The CAP disclosed that Local 829 failed to maintain adequate records in violation of Section 206 of the LMRDA. Title II of the LMRDA establishes certain reporting and record keeping requirements. Section 206 requires, among other things, that adequate records be maintained for at least five years by which each receipt and disbursement of funds, as well as all account balances, can be verified, explained, and clarified. As a general rule, all records used or received in the course of union business must be retained. This includes, in the case of disbursements, not only the retention of original bills, invoices, receipts, and vouchers, but also adequate additional documentation, if necessary, showing the nature of the union business requiring the disbursement, the goods or services received, and the identity of the recipients of the goods or services.

The following record keeping deficiencies were revealed during the audit of Local 829's 2005 records:

1. Receipts for miscellaneous supplies and refreshments being purchased by the local at an area grocery store were not being retained.

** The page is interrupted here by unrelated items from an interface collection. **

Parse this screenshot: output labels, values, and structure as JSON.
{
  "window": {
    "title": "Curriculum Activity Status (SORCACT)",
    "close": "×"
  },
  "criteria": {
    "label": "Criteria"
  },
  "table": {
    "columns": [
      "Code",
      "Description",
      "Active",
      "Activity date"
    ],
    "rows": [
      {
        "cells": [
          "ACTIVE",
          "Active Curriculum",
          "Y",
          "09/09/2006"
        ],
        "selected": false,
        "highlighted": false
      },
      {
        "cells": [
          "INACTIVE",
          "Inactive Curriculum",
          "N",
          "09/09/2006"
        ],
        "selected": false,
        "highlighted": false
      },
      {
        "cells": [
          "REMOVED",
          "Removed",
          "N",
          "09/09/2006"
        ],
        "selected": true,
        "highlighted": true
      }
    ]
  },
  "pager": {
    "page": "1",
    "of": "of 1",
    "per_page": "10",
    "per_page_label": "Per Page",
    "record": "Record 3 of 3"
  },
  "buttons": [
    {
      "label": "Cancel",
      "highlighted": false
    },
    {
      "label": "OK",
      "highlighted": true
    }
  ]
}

2. Vouchers being submitted by union officers for lost wages do not adequately identify the union business being conducted that required lost wages be incurred. For example, these vouchers should detail the purpose of each lost time claim such as attendance at union meetings or conferences. In addition, the lost time vouchers should specifically identify if the wages being claimed from the union are for missed overtime pay which resulted from conducting union business during that pay period.

As the local agreed to correct these deficiencies immediately, no further action is needed.

I want to extend my personal appreciation to Laborers Local 829 for the cooperation and courtesy extended during this compliance audit. I strongly recommend that you make sure this letter and the compliance assistance materials provided to you are passed on to future officers. If we can provide any additional assistance, please do not hesitate to call.

Sincerely,

Investigator